6. A toothpaste composition comprising (1) from about 0.01% to 2.0% by weight of a menthyl keto ester selected from the group consisting of menthyl pyruvate, menthyl acetoacetate, menthyl levulinate, menthyl 'yacetyl butyrate and menthyl benzoylacetate; (2) from about 20% to about 60% by weight of an abrasive polishing material; (3) from about 0.5% to about 5.0% by weight of a sudsing agent; (4) from about 0.1% to about 5.0% by weight of thickening agent; and the balance substantially water and humectant.

References Cited UNITED STATES PATENTS 1,492,299 4/ 1924 Kyle et al 42458 3,136,319 6/1964 Jarboe 13l17 FOREIGN PATENTS 507,257 6/1939 Great Britain 99140 RICHARD L. HUFF, Primary Examiner U.S. Cl. X.R.

mg? UNITED STATES AT NT OFFICE ERTIFICAE CORREC'HN Patent No. 3,644,613 Dated February 22, 1972 Inventor) Alfred H. Moeller, Michel Demont and Albert G. Nicksta c' It is certified that error appears in the above-identified patent and that said Letters Patent ere hereby corrected as shown below:

Column 1, line 53, change "any" to --and-- Column 5, line 10, change "spermacetic".to

--spermaceti--.

' Column 6, line 63, change "93.70" to 98.70.

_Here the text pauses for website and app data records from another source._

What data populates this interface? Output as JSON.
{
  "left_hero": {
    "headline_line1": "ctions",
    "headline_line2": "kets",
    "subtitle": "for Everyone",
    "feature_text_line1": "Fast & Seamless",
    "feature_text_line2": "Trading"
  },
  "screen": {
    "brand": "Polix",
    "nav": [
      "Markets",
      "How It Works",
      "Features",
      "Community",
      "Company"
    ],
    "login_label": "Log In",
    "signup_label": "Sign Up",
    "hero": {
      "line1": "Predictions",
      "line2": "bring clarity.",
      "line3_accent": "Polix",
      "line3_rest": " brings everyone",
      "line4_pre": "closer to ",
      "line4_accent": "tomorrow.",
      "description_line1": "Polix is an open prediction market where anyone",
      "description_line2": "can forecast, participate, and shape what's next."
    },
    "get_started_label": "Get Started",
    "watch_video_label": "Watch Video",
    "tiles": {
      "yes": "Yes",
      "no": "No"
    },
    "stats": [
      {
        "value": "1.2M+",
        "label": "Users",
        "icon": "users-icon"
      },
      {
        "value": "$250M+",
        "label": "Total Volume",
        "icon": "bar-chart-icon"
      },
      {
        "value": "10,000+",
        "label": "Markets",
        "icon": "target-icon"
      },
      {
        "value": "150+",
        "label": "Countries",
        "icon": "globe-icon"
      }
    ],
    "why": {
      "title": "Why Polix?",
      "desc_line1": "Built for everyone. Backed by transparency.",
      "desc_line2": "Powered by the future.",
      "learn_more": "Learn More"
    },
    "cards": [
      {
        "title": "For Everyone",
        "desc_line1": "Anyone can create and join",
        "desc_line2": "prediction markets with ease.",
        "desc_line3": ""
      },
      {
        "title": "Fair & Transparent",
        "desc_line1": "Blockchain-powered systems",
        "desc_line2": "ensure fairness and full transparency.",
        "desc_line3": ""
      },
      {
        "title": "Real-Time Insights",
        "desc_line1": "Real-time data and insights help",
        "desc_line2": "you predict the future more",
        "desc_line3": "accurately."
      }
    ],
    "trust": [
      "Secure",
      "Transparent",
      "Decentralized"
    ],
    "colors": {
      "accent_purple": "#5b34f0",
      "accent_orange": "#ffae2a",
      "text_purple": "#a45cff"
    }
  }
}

Signed and sealed this 3rd day of October 1972.

(SEAL) Attest:

'EDWARD M.FLETCHER ,JR. ROEERT GOTTSCHALK Attesting Officer Commissioner of Patents

Referenced by
Citing PatentFiling datePublication dateApplicantTitle
US4481956 *Sep 13, 1982Nov 13, 1984Philip Morris IncorporatedSmoking compositions
US4762719 *Aug 7, 1986Aug 9, 1988Mark ForesterPowder filled cough product
US4892890 *May 5, 1986Jan 9, 1990G. D. Searle And CompanyExternal analgesic compositions
US6214788Mar 28, 2000Apr 10, 2001Firmenich SaPerfumes and flavors
US6303817Aug 10, 2000Oct 16, 2001International Flavors & Fragrances Inc.More specifically a method of making butanamides in a new process; reaction of nitrile compounds and a sulfate compound
US6437183Aug 8, 2001Aug 20, 2002International Flavors & Fragrances Inc.Reacting nitrile compounds with sulfate compounds in diol or triol solvent
US6455080Mar 16, 2000Sep 24, 2002Wm. Wrigley Jr., CompanyProducing a chewing gum, as well as the chewing gum so produced, includes incorporating a modified release acyclic carboxamide into the gum composition. in one embodiment an acyclic carboxamide is made in a modified release structure
US6627233Mar 16, 2000Sep 30, 2003Wm. Wrigley Jr. CompanyChewing gum containing physiological cooling agents
US7025997Sep 24, 2003Apr 11, 2006International Flavors & Fragrances Inc.Coolant plant extract compositions containing monomenthyl succinate
US7078066Sep 30, 2003Jul 18, 2006Wm. Wrigley Jr. CompanyCoating, drying gums ; containing menthol; shelf life, storage stability
US7364761Dec 20, 2006Apr 29, 2008Wm. Wrigley Jr. CompanyChewing gum containing physiological cooling agents and method of preparing
US8685381Sep 14, 2011Apr 1, 2014Joel SchlessingerTopical base and active agent-containing compositions, and methods for improving and treating skin
EP1935252A1Sep 18, 1997Jun 25, 2008WM. Wrigley Jr., CompanyChewing gum composition
EP2068150A1 *Dec 4, 2008Jun 10, 2009INTERNATIONAL FLAVORS & FRAGRANCES INC.Method for identifying ester coolers
EP2478777A1Dec 21, 2006Jul 25, 2012Kraft Foods Global Brands LLCComposition providing a cooling sensation substantially similar to that provided by menthol
EP2559424A1Oct 5, 2006Feb 20, 2013Kraft Foods Global Brands LLCCooling composition comprising trimethyl isopropyl butanamide
Classifications
U.S. Classification424/49, 514/546, 426/3
International ClassificationA61Q1/02, A61Q1/06, A61Q11/00, A61K9/00, A61K8/37, A61K8/30
Cooperative ClassificationA61K9/0043, A61Q11/00, A61K8/37, A61Q1/06
European ClassificationA61Q1/06, A61Q11/00, A61K9/00M14, A61K8/37